In this light, the soaring spectacle throughout Napoleon–from the Siege of Toulon to the ill-advised trek through Russia–becomes both bitingly funny and gut-churningly grim. Scores of lives are lost on the whims of the rulers commanding them, all in the name of seizing or preserving a supremacy that’s inevitably finite; the film’s bleak coda is markedly a laundry list of casualties throughout Napoleon’s rule. Scott’s epic eye for choreographed carnage takes on a welcome new dimension here, recognizing such geopolitical drama for its absurdity as much as its awe.
It’s important to note just how important Vanessa Kirby’s Josephine is to adding depth to Napoleon’s absurdity, positioned as the calculating straight man to Phoenix’s boisterous ego-in-chief. Scott has been vocal about how his longer director’s cut fleshes out Josephine’s character, and even with Napoleon’s lengthy runtime one can feel how Kirby’s presence feels drastically sidelined. Nevertheless, Josephine effectively proves to be as equally fascinating as Napoleon due to her vital perspective on power. From her introductory release from jail at the end of Robespierre’s Reign of Terror, it’s clear just how much Kirby’s Josephine understands how fleeting status can be. Josephine doesn’t find power’s value in its divine superiority; rather, she knows just what it’s like to not have any power in the first place. It’s that sense of having something to lose that makes Kirby such a magnetic performer throughout her tête-à-têtes with Napoleon, matching Bonaparte’s childishness with the cold maturity he frequently imitates yet crucially lacks.

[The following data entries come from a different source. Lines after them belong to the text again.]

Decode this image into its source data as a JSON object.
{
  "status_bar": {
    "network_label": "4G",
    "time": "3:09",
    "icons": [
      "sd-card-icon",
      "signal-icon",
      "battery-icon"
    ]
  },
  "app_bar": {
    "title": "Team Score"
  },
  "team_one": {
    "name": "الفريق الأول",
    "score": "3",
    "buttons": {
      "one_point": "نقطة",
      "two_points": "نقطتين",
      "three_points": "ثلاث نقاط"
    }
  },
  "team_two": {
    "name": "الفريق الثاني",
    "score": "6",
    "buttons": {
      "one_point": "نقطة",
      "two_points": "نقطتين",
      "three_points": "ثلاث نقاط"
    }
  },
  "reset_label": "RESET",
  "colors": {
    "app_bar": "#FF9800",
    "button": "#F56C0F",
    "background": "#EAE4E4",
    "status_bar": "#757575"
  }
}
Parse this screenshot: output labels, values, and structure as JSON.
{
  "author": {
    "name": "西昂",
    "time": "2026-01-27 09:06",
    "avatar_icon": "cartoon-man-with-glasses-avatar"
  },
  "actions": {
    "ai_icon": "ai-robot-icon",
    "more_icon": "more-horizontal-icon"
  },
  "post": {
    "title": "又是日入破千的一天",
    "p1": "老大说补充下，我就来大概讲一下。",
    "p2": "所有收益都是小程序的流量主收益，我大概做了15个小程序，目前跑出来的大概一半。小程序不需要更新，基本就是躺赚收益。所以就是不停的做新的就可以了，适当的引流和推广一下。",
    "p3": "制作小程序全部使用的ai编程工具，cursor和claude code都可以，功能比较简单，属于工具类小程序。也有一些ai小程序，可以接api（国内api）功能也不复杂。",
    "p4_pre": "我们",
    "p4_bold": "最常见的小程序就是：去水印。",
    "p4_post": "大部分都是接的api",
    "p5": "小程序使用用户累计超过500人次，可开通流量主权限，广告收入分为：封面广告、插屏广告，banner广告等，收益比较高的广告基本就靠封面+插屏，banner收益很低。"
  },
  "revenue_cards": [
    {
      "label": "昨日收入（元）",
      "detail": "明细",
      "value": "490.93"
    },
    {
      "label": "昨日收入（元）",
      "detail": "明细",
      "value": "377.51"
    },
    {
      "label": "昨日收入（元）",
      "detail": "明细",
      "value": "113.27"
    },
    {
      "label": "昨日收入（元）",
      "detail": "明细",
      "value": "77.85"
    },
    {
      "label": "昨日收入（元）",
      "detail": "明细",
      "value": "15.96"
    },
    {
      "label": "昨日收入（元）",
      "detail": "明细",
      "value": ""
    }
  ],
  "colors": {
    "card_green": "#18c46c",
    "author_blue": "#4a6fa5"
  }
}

Based on Kingdom of Heaven and The Counselor alone, it’s clear just how Scott’s films can radically transform in scope and impact with their longer director’s cuts. While acknowledging the potential impact of the coming 4-hour-10-minute version, even this truncated Napoleon stands out as one of 2023’s most epic and hilariously impactful films, one unafraid to cut its larger-than-life characters down to size.
The Apple Original Film Napoleon from acclaimed director Ridley Scott will first be released exclusively in theaters worldwide, in partnership with Sony Pictures Entertainment, on Wednesday, November 22, before streaming globally on Apple TV+.